"Well of course if being gatekeepers of an app store would make them more money, that's what they'd want to do. They ARE a business, after all."

There's no arguing that they want to do it, but I'm extremely worried about actively banning competing software distribution channels and consumers loosing access to software-only vendors who have no choice but to submit to microsoft's gatekeepers in order to reach them. I guess since we already agree here, the debate becomes whether we believe government should step in and declare that all app stores must permit competing app stores. I think it would be in the public's interest.

Reply Parent Score: 2

RE[6]: I don't think ...
by WorknMan on Fri 19th Oct 2012 18:37 in reply to "RE[5]: I don't think ..."
WorknMan Member since:
2005-11-13

I guess since we already agree here, the debate becomes whether we believe government should step in and declare that all app stores must permit competing app stores.


Oh HELL NO!! We are NEVER going to agree on that. Repeal the DMCA and get the government as FAR AWAY from tech as humanly possible. Not only is the idea of competing app stores impractical, but it can also be a pain in the ass for users. I've heard of horror stories on Android where the Google Play store and the Amazon app store were duking it out as to which one should be updating a certain app, when a user (either accidentally or on purpose) installs the same app from both stores. As an OS vendor, why should I have to support somebody else's app store?

You might see MS (and other companies') desire to rule the ecosystem as inherently evil and a power move to take over the world, but I see it as a business decision that also has practical benefits for them (such as added security). If the majority of consumers desire a walled garden, than it shall come to pass.
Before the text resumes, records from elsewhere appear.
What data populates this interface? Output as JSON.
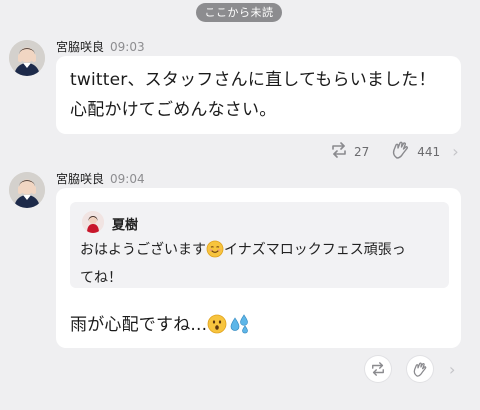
{
  "unread_divider": "ここから未読",
  "messages": [
    {
      "sender": "宮脇咲良",
      "time": "09:03",
      "text_line1": "twitter、スタッフさんに直してもらいました！",
      "text_line2": "心配かけてごめんなさい。",
      "reactions": {
        "repost_count": "27",
        "clap_count": "441"
      }
    },
    {
      "sender": "宮脇咲良",
      "time": "09:04",
      "quote": {
        "author": "夏樹",
        "text_before_emoji": "おはようございます",
        "text_after_emoji": "イナズマロックフェス頑張っ",
        "text_line2": "てね！",
        "emoji_icon": "smiling-face-icon"
      },
      "text": "雨が心配ですね...",
      "text_emojis": [
        "astonished-face-icon",
        "sweat-droplets-icon"
      ]
    }
  ],
  "colors": {
    "background": "#efeff1",
    "bubble": "#ffffff",
    "divider_pill": "#8c8c8f",
    "meta_text": "#8d8d90"
  }
}
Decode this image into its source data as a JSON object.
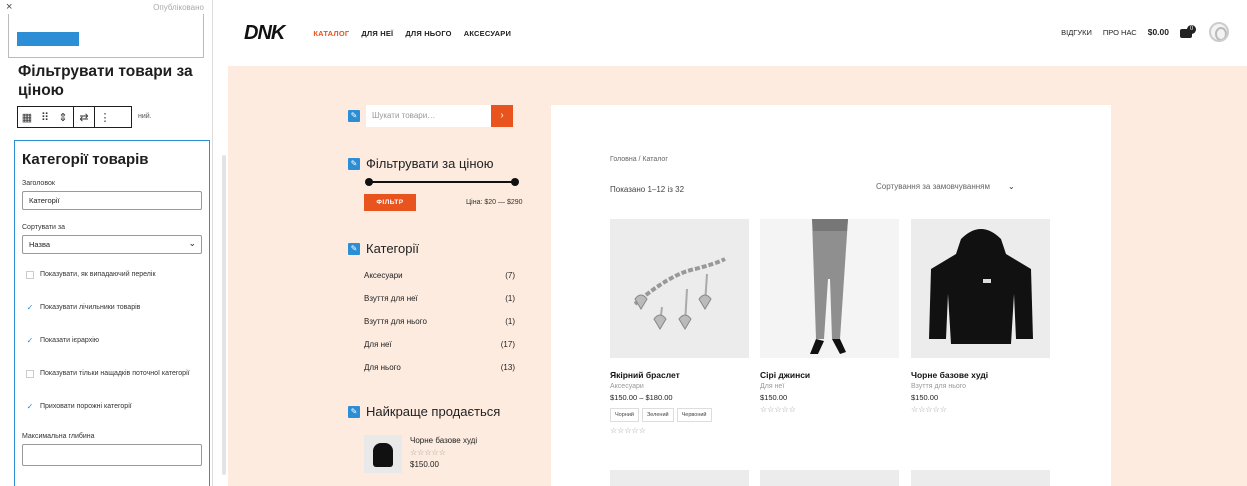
{
  "editor": {
    "close": "×",
    "status": "Опубліковано",
    "filter_heading": "Фільтрувати товари за ціною",
    "toolbar_tail": "ний.",
    "block_title": "Категорії товарів",
    "title_label": "Заголовок",
    "title_value": "Категорії",
    "sort_label": "Сортувати за",
    "sort_value": "Назва",
    "options": [
      {
        "label": "Показувати, як випадаючий перелік",
        "checked": false
      },
      {
        "label": "Показувати лічильники товарів",
        "checked": true
      },
      {
        "label": "Показати ієрархію",
        "checked": true
      },
      {
        "label": "Показувати тільки нащадків поточної категорії",
        "checked": false
      },
      {
        "label": "Приховати порожні категорії",
        "checked": true
      }
    ],
    "depth_label": "Максимальна глибина"
  },
  "header": {
    "logo": "DNK",
    "nav": [
      "КАТАЛОГ",
      "ДЛЯ НЕЇ",
      "ДЛЯ НЬОГО",
      "АКСЕСУАРИ"
    ],
    "right_links": [
      "ВІДГУКИ",
      "ПРО НАС"
    ],
    "cart_total": "$0.00",
    "cart_count": "0"
  },
  "sidebar": {
    "search_placeholder": "Шукати товари…",
    "search_go": "›",
    "price_title": "Фільтрувати за ціною",
    "filter_button": "ФІЛЬТР",
    "price_range": "Ціна: $20 — $290",
    "cat_title": "Категорії",
    "categories": [
      {
        "name": "Аксесуари",
        "count": "(7)"
      },
      {
        "name": "Взуття для неї",
        "count": "(1)"
      },
      {
        "name": "Взуття для нього",
        "count": "(1)"
      },
      {
        "name": "Для неї",
        "count": "(17)"
      },
      {
        "name": "Для нього",
        "count": "(13)"
      }
    ],
    "best_title": "Найкраще продається",
    "best_item": {
      "name": "Чорне базове худі",
      "stars": "☆☆☆☆☆",
      "price": "$150.00"
    }
  },
  "catalog": {
    "breadcrumb": "Головна / Каталог",
    "result_count": "Показано 1–12 із 32",
    "sort_value": "Сортування за замовчуванням",
    "products": [
      {
        "name": "Якірний браслет",
        "category": "Аксесуари",
        "price": "$150.00 – $180.00",
        "tags": [
          "Чорний",
          "Зелений",
          "Червоний"
        ],
        "stars": "☆☆☆☆☆"
      },
      {
        "name": "Сірі джинси",
        "category": "Для неї",
        "price": "$150.00",
        "tags": [],
        "stars": "☆☆☆☆☆"
      },
      {
        "name": "Чорне базове худі",
        "category": "Взуття для нього",
        "price": "$150.00",
        "tags": [],
        "stars": "☆☆☆☆☆"
      }
    ]
  },
  "colors": {
    "accent": "#e8531e",
    "editor_blue": "#2c8fd6",
    "page_bg": "#fdebe0"
  }
}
If people want an alternative that is open, I think such an alternative will always exist. Unless these companies buy laws to outlaw anything that isn't locked down. Which is exactly why I say keep the government OUT of the tech.

Edited 2012-10-19 18:40 UTC

Reply Parent Score: 2